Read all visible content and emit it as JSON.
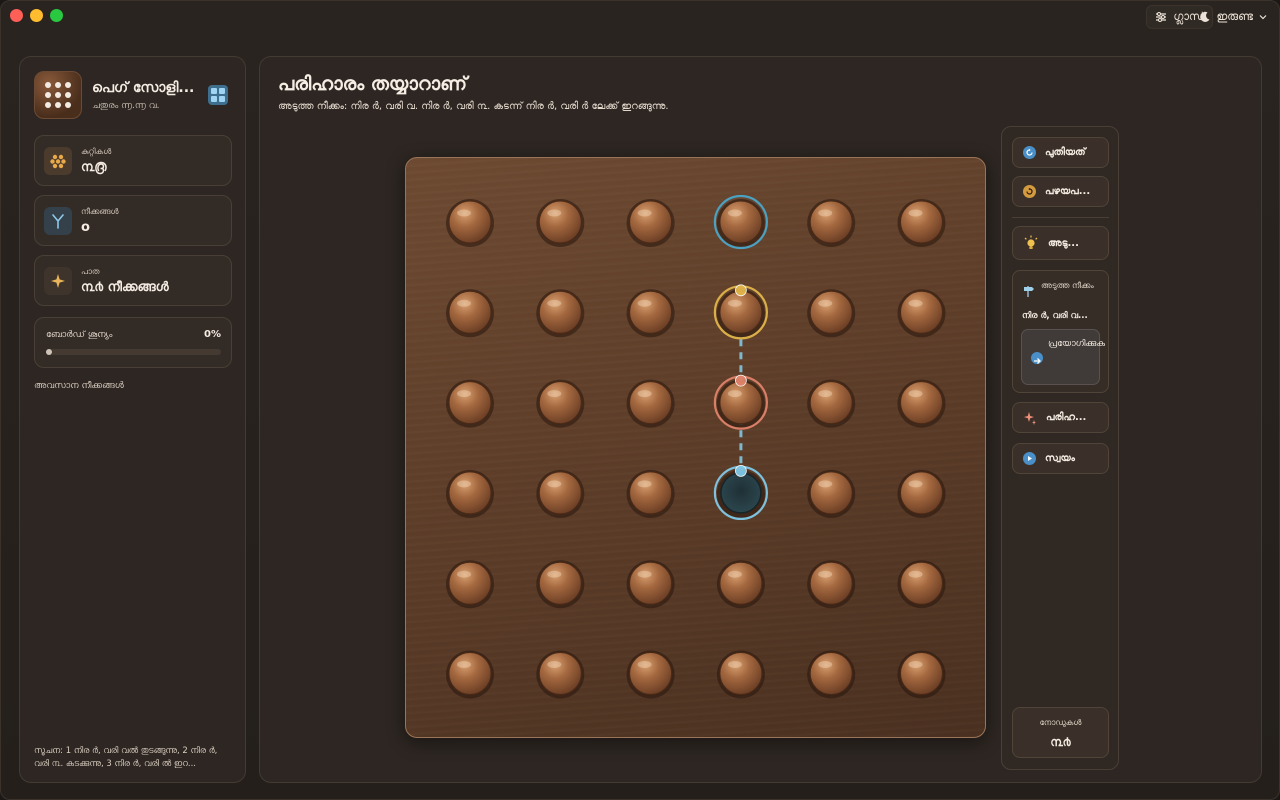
{
  "topbar": {
    "glass_label": "ഗ്ലാസ്",
    "theme_label": "ഇരുണ്ട"
  },
  "sidebar": {
    "brand_title": "പെഗ് സോളി...",
    "brand_subtitle": "ചതുരം ൬.൬ വ.",
    "stats": [
      {
        "label": "കുറ്റികൾ",
        "value": "൩൫",
        "icon": "pegs-icon"
      },
      {
        "label": "നീക്കങ്ങൾ",
        "value": "o",
        "icon": "moves-icon"
      },
      {
        "label": "പാത",
        "value": "൩൪ നീക്കങ്ങൾ",
        "icon": "sparkle-icon"
      }
    ],
    "progress": {
      "label": "ബോർഡ് ശൂന്യം",
      "percent_label": "0%",
      "value": 0
    },
    "recent_title": "അവസാന നീക്കങ്ങൾ",
    "hint": "സൂചന: 1 നിര ർ, വരി വൽ തുടങ്ങുന്നു, 2 നിര ർ, വരി ൩. കടക്കുന്നു, 3 നിര ർ, വരി ൽ ഇറ..."
  },
  "main": {
    "title": "പരിഹാരം തയ്യാറാണ്",
    "subtitle": "അടുത്ത നീക്കം: നിര ർ, വരി വ. നിര ർ, വരി ൩. കടന്ന് നിര ർ, വരി ർ ലേക്ക് ഇറങ്ങുന്നു."
  },
  "board": {
    "rows": 6,
    "cols": 6,
    "empty_holes": [
      [
        3,
        3
      ]
    ],
    "highlight_from": [
      1,
      3
    ],
    "highlight_over": [
      2,
      3
    ],
    "highlight_to": [
      3,
      3
    ],
    "selected": [
      0,
      3
    ],
    "colors": {
      "peg": "#9a5f38",
      "from_ring": "#e2b54a",
      "over_ring": "#e0836a",
      "to_ring": "#7fc8e8",
      "selected_ring": "#4aa6c9"
    }
  },
  "controls": {
    "new_label": "പുതിയത്",
    "old_label": "പഴയപ...",
    "next_label": "അടു...",
    "next_card_label": "അടുത്ത നീക്കം",
    "next_card_value": "നിര ർ, വരി വ...",
    "apply_label": "പ്രയോഗിക്കുക",
    "solve_label": "പരിഹ...",
    "auto_label": "സ്വയം",
    "nodes_label": "നോഡുകൾ",
    "nodes_value": "൩൪"
  }
}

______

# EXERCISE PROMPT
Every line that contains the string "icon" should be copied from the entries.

# ANSWER SPACE
        "icon": "pegs-icon"
        "icon": "moves-icon"
        "icon": "sparkle-icon"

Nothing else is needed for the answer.